Scala Language Implicits Implicit Parameters


Example

Implicit parameters can be useful if a parameter of a type should be defined once in the scope and then applied to all functions that use a value of that type.

A normal function call looks something like this:

// import the duration methods
import scala.concurrent.duration._

// a normal method:
def doLongRunningTask(timeout: FiniteDuration): Long = timeout.toMillis

val timeout = 1.second
// timeout: scala.concurrent.duration.FiniteDuration = 1 second

// to call it
doLongRunningTask(timeout) // 1000

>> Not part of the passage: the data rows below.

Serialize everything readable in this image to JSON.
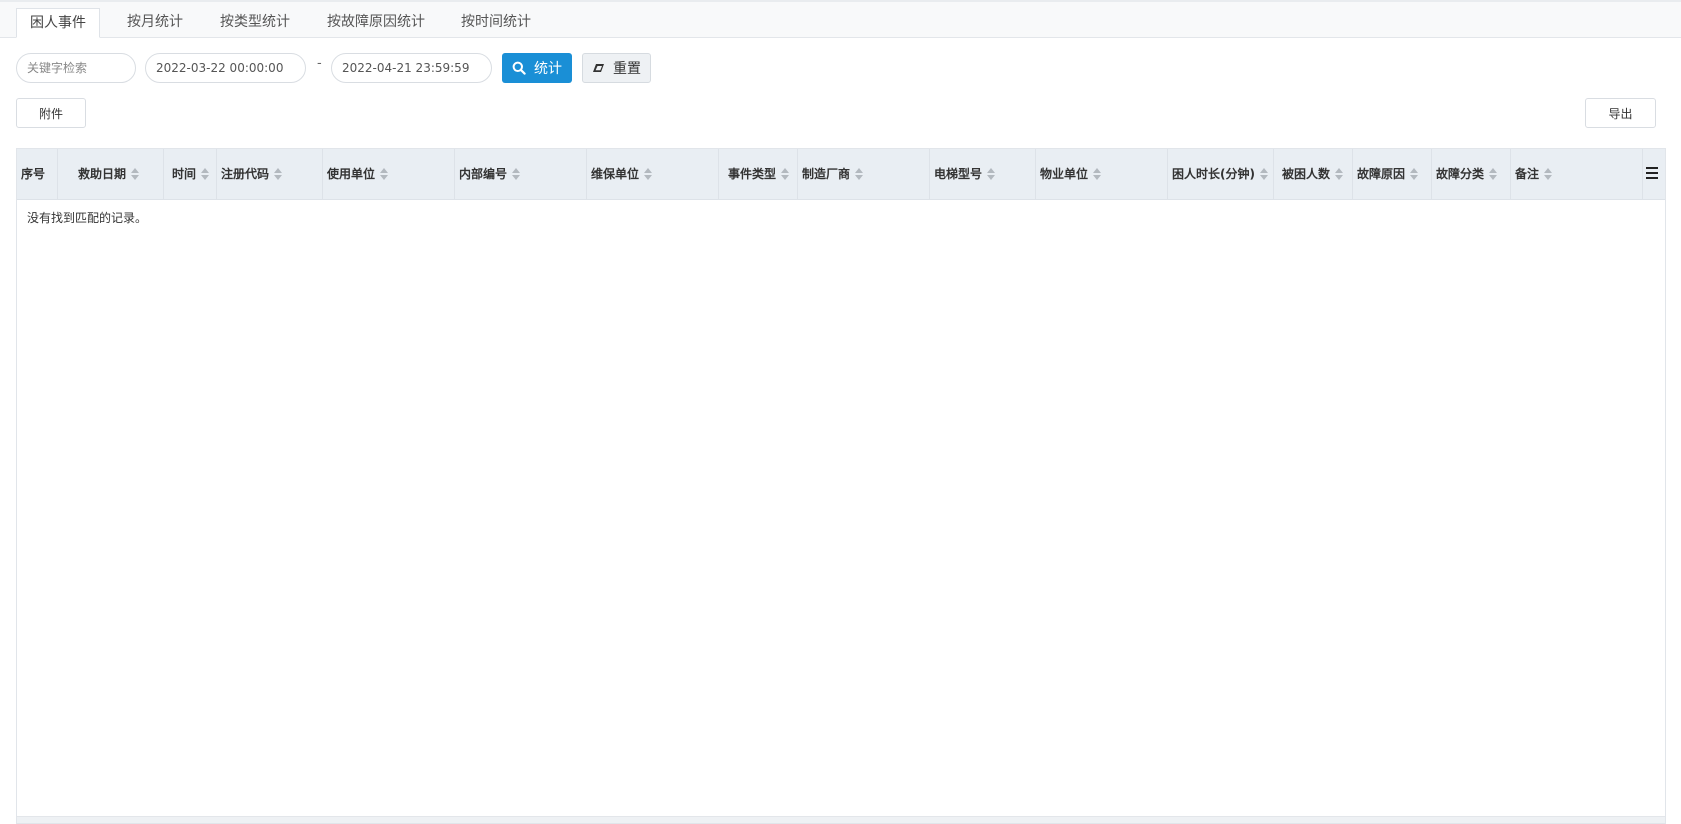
{
  "tabs": [
    {
      "label": "困人事件",
      "active": true
    },
    {
      "label": "按月统计",
      "active": false
    },
    {
      "label": "按类型统计",
      "active": false
    },
    {
      "label": "按故障原因统计",
      "active": false
    },
    {
      "label": "按时间统计",
      "active": false
    }
  ],
  "toolbar": {
    "keyword_placeholder": "关键字检索",
    "start_date": "2022-03-22 00:00:00",
    "separator": "-",
    "end_date": "2022-04-21 23:59:59",
    "stat_label": "统计",
    "reset_label": "重置",
    "attachment_label": "附件",
    "export_label": "导出"
  },
  "table": {
    "columns": [
      "序号",
      "救助日期",
      "时间",
      "注册代码",
      "使用单位",
      "内部编号",
      "维保单位",
      "事件类型",
      "制造厂商",
      "电梯型号",
      "物业单位",
      "困人时长(分钟)",
      "被困人数",
      "故障原因",
      "故障分类",
      "备注"
    ],
    "empty_message": "没有找到匹配的记录。"
  },
  "colors": {
    "accent": "#1a8fd6",
    "header_bg": "#e9eef3"
  }
}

Now lets say we have some methods that all have a timeout duration, and we want to call all those methods using the same timeout. We can define timeout as an implicit variable.

// import the duration methods
import scala.concurrent.duration._

// dummy methods that use the implicit parameter
def doLongRunningTaskA()(implicit timeout: FiniteDuration): Long = timeout.toMillis
def doLongRunningTaskB()(implicit timeout: FiniteDuration): Long = timeout.toMillis

// we define the value timeout as implicit
implicit val timeout: FiniteDuration = 1.second

// we can now call the functions without passing the timeout parameter
doLongRunningTaskA() // 1000
doLongRunningTaskB() // 1000

The way this works is that the scalac compiler looks for a value in the scope which is marked as implicit and whose type matches the one of the implicit parameter. If it finds one, it will apply it as the implicit parameter.

Note that this won't work if you define two or even more implicits of the same type in the scope.

To customize the error message, use the implicitNotFound annotation on the type:

@annotation.implicitNotFound(msg = "Select the proper implicit value for type M[${A}]!")
case class M[A](v: A) {}

def usage[O](implicit x: M[O]): O = x.v

//Does not work because no implicit value is present for type `M[Int]`
//usage[Int]   //Select the proper implicit value for type M[Int]!
implicit val first: M[Int] = M(1)
usage[Int]     //Works when `second` is not in scope
implicit val second: M[Int] = M(2)
//Does not work because more than one implicit values are present for the type `M[Int]`
//usage[Int]   //Select the proper implicit value for type M[Int]!

A timeout is a usual use case for this, or for example in Akka the ActorSystem is (most of the times) always the same, so it's usually passed implicitly. Another use case would be library design, most commonly with FP libraries that rely on typeclasses (like scalaz, cats or rapture).

It's generally considered bad practice to use implicit parameters with basic types like Int, Long, String etc. since it will create confusion and make the code less readable.